Please restate the records below verbatim, omitting every image they hold.

::: Task input

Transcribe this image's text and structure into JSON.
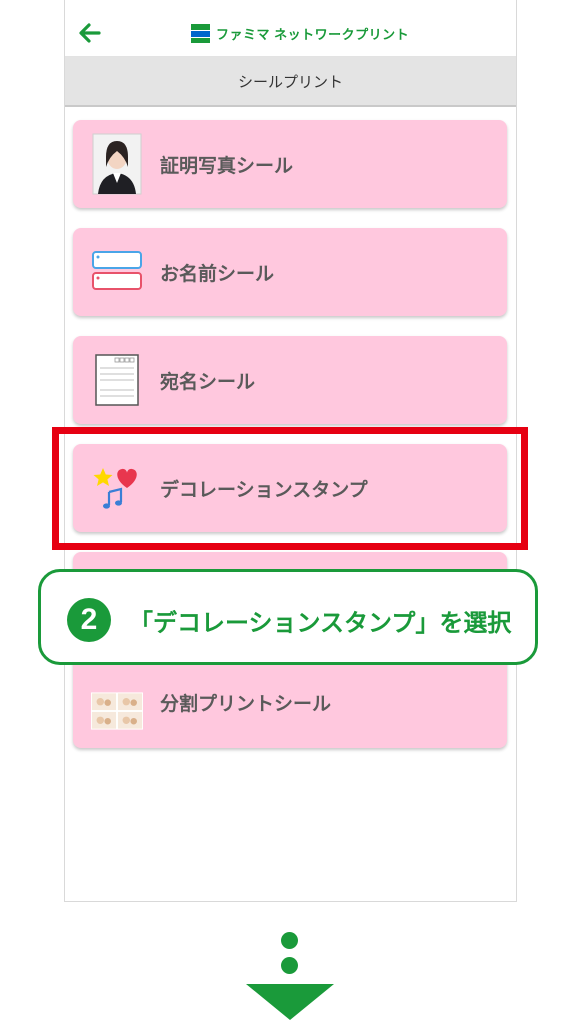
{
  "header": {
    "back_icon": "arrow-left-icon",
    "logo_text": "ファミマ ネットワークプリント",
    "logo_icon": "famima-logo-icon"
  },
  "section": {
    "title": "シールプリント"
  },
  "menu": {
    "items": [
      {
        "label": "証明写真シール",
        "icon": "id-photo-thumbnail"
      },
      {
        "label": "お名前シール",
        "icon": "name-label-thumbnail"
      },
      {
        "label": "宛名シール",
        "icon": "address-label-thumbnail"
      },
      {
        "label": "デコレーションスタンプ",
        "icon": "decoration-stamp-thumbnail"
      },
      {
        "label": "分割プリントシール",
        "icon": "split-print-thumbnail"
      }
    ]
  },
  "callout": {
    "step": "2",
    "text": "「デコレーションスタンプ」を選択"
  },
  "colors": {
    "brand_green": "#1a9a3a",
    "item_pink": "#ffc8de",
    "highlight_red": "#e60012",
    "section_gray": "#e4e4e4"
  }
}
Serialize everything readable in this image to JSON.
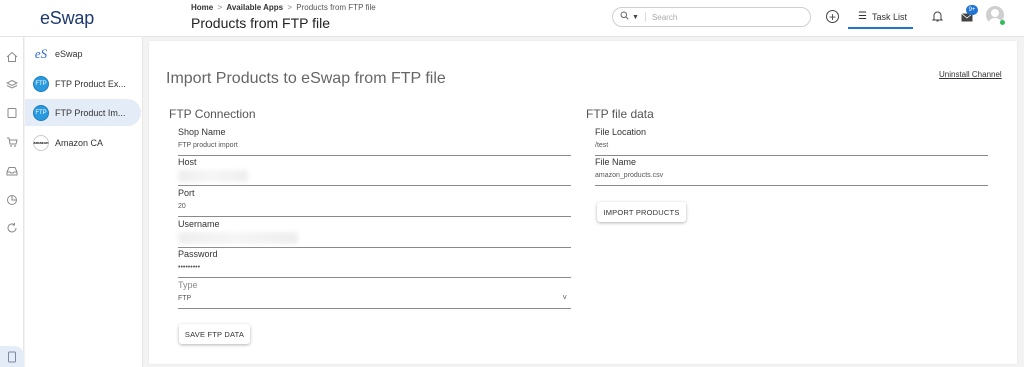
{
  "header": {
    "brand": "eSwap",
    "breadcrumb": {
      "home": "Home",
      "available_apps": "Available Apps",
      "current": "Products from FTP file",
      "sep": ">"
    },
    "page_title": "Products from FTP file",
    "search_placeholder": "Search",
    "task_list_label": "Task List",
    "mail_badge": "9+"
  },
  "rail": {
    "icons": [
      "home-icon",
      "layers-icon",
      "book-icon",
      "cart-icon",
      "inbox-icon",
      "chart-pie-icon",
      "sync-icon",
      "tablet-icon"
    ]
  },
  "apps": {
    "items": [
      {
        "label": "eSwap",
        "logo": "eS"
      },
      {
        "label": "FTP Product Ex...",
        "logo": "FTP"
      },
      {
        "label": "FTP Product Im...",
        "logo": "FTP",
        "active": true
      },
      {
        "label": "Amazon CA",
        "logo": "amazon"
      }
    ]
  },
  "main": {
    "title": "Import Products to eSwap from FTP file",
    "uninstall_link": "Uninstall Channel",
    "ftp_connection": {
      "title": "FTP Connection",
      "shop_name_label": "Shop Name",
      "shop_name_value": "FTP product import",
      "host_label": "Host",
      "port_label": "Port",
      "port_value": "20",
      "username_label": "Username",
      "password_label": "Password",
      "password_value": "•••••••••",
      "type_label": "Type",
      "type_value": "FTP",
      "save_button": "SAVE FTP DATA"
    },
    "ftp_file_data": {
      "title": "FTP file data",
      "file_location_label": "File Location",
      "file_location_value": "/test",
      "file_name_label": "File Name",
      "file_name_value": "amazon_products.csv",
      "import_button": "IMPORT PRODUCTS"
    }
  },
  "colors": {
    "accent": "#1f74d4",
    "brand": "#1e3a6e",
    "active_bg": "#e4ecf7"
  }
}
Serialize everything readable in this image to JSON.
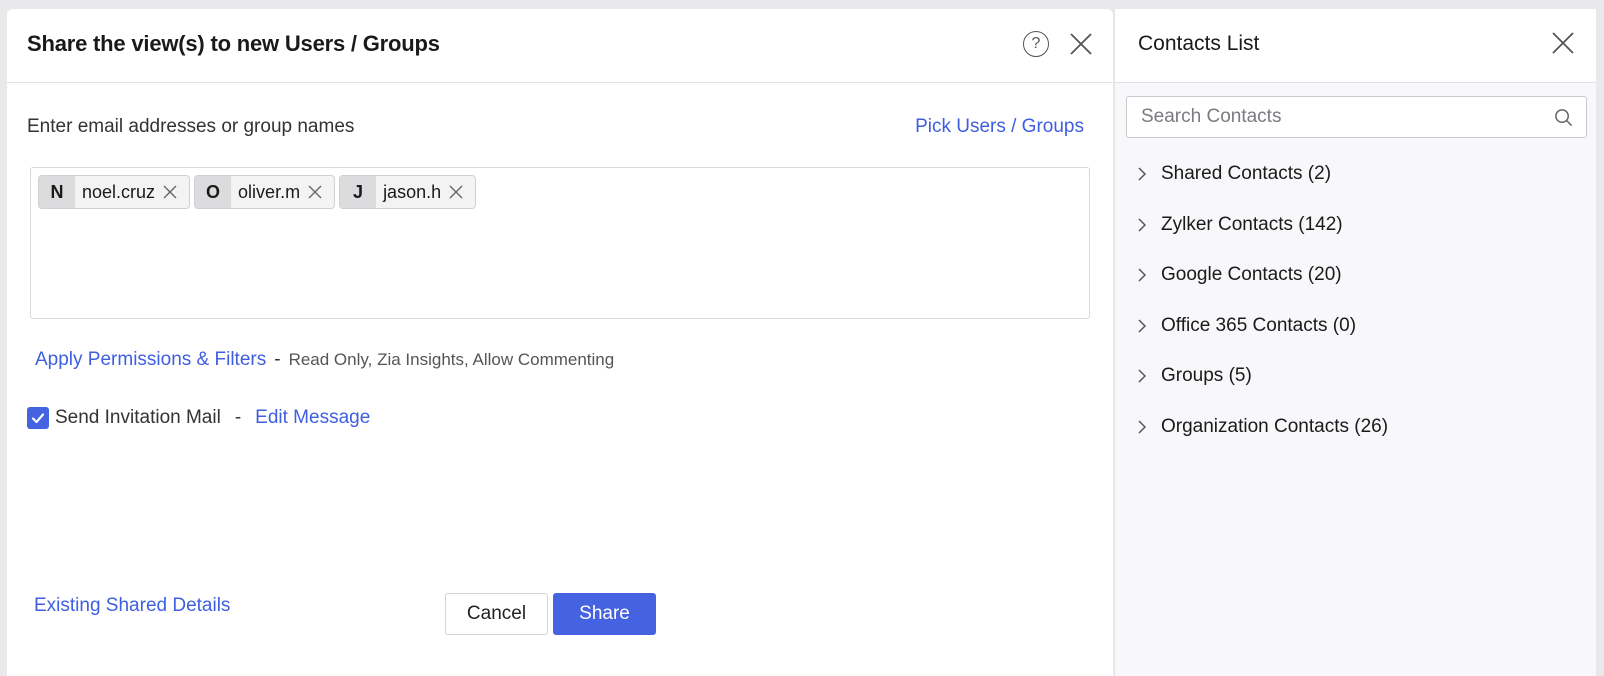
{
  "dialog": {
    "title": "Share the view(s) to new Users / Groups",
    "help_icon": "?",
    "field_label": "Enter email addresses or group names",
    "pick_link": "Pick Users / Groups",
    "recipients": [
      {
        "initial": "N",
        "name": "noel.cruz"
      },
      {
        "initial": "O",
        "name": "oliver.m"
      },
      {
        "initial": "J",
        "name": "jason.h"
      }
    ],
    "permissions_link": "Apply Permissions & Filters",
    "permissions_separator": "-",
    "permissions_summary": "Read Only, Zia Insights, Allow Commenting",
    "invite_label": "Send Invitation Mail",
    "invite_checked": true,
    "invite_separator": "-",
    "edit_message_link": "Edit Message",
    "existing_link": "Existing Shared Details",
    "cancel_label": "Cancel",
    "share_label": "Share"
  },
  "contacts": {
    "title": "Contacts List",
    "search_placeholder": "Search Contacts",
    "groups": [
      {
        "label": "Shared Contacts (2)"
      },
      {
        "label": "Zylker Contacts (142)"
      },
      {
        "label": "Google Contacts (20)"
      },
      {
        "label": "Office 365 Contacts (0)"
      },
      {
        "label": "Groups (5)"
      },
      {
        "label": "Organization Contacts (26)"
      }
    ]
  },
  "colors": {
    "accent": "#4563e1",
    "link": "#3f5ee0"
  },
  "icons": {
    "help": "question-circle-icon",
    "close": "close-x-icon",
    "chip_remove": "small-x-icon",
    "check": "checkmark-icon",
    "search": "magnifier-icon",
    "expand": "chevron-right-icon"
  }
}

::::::

Problem solution:
Transcribe this image's text and structure into JSON.
{
  "header": {
    "back_icon": "arrow-left-icon",
    "logo_text": "ファミマ ネットワークプリント",
    "logo_icon": "famima-logo-icon"
  },
  "section": {
    "title": "シールプリント"
  },
  "menu": {
    "items": [
      {
        "label": "証明写真シール",
        "icon": "id-photo-thumbnail"
      },
      {
        "label": "お名前シール",
        "icon": "name-label-thumbnail"
      },
      {
        "label": "宛名シール",
        "icon": "address-label-thumbnail"
      },
      {
        "label": "デコレーションスタンプ",
        "icon": "decoration-stamp-thumbnail"
      },
      {
        "label": "分割プリントシール",
        "icon": "split-print-thumbnail"
      }
    ]
  },
  "callout": {
    "step": "2",
    "text": "「デコレーションスタンプ」を選択"
  },
  "colors": {
    "brand_green": "#1a9a3a",
    "item_pink": "#ffc8de",
    "highlight_red": "#e60012",
    "section_gray": "#e4e4e4"
  }
}
Serialize everything readable in this image to JSON.
{
  "header": {
    "brand": "eSwap",
    "breadcrumb": {
      "home": "Home",
      "available_apps": "Available Apps",
      "current": "Products from FTP file",
      "sep": ">"
    },
    "page_title": "Products from FTP file",
    "search_placeholder": "Search",
    "task_list_label": "Task List",
    "mail_badge": "9+"
  },
  "rail": {
    "icons": [
      "home-icon",
      "layers-icon",
      "book-icon",
      "cart-icon",
      "inbox-icon",
      "chart-pie-icon",
      "sync-icon",
      "tablet-icon"
    ]
  },
  "apps": {
    "items": [
      {
        "label": "eSwap",
        "logo": "eS"
      },
      {
        "label": "FTP Product Ex...",
        "logo": "FTP"
      },
      {
        "label": "FTP Product Im...",
        "logo": "FTP",
        "active": true
      },
      {
        "label": "Amazon CA",
        "logo": "amazon"
      }
    ]
  },
  "main": {
    "title": "Import Products to eSwap from FTP file",
    "uninstall_link": "Uninstall Channel",
    "ftp_connection": {
      "title": "FTP Connection",
      "shop_name_label": "Shop Name",
      "shop_name_value": "FTP product import",
      "host_label": "Host",
      "port_label": "Port",
      "port_value": "20",
      "username_label": "Username",
      "password_label": "Password",
      "password_value": "•••••••••",
      "type_label": "Type",
      "type_value": "FTP",
      "save_button": "SAVE FTP DATA"
    },
    "ftp_file_data": {
      "title": "FTP file data",
      "file_location_label": "File Location",
      "file_location_value": "/test",
      "file_name_label": "File Name",
      "file_name_value": "amazon_products.csv",
      "import_button": "IMPORT PRODUCTS"
    }
  },
  "colors": {
    "accent": "#1f74d4",
    "brand": "#1e3a6e",
    "active_bg": "#e4ecf7"
  }
}
Serialize everything readable in this image to JSON.
{
  "dialog": {
    "title": "Share the view(s) to new Users / Groups",
    "help_icon": "?",
    "field_label": "Enter email addresses or group names",
    "pick_link": "Pick Users / Groups",
    "recipients": [
      {
        "initial": "N",
        "name": "noel.cruz"
      },
      {
        "initial": "O",
        "name": "oliver.m"
      },
      {
        "initial": "J",
        "name": "jason.h"
      }
    ],
    "permissions_link": "Apply Permissions & Filters",
    "permissions_separator": "-",
    "permissions_summary": "Read Only, Zia Insights, Allow Commenting",
    "invite_label": "Send Invitation Mail",
    "invite_checked": true,
    "invite_separator": "-",
    "edit_message_link": "Edit Message",
    "existing_link": "Existing Shared Details",
    "cancel_label": "Cancel",
    "share_label": "Share"
  },
  "contacts": {
    "title": "Contacts List",
    "search_placeholder": "Search Contacts",
    "groups": [
      {
        "label": "Shared Contacts (2)"
      },
      {
        "label": "Zylker Contacts (142)"
      },
      {
        "label": "Google Contacts (20)"
      },
      {
        "label": "Office 365 Contacts (0)"
      },
      {
        "label": "Groups (5)"
      },
      {
        "label": "Organization Contacts (26)"
      }
    ]
  },
  "colors": {
    "accent": "#4563e1",
    "link": "#3f5ee0"
  },
  "icons": {
    "help": "question-circle-icon",
    "close": "close-x-icon",
    "chip_remove": "small-x-icon",
    "check": "checkmark-icon",
    "search": "magnifier-icon",
    "expand": "chevron-right-icon"
  }
}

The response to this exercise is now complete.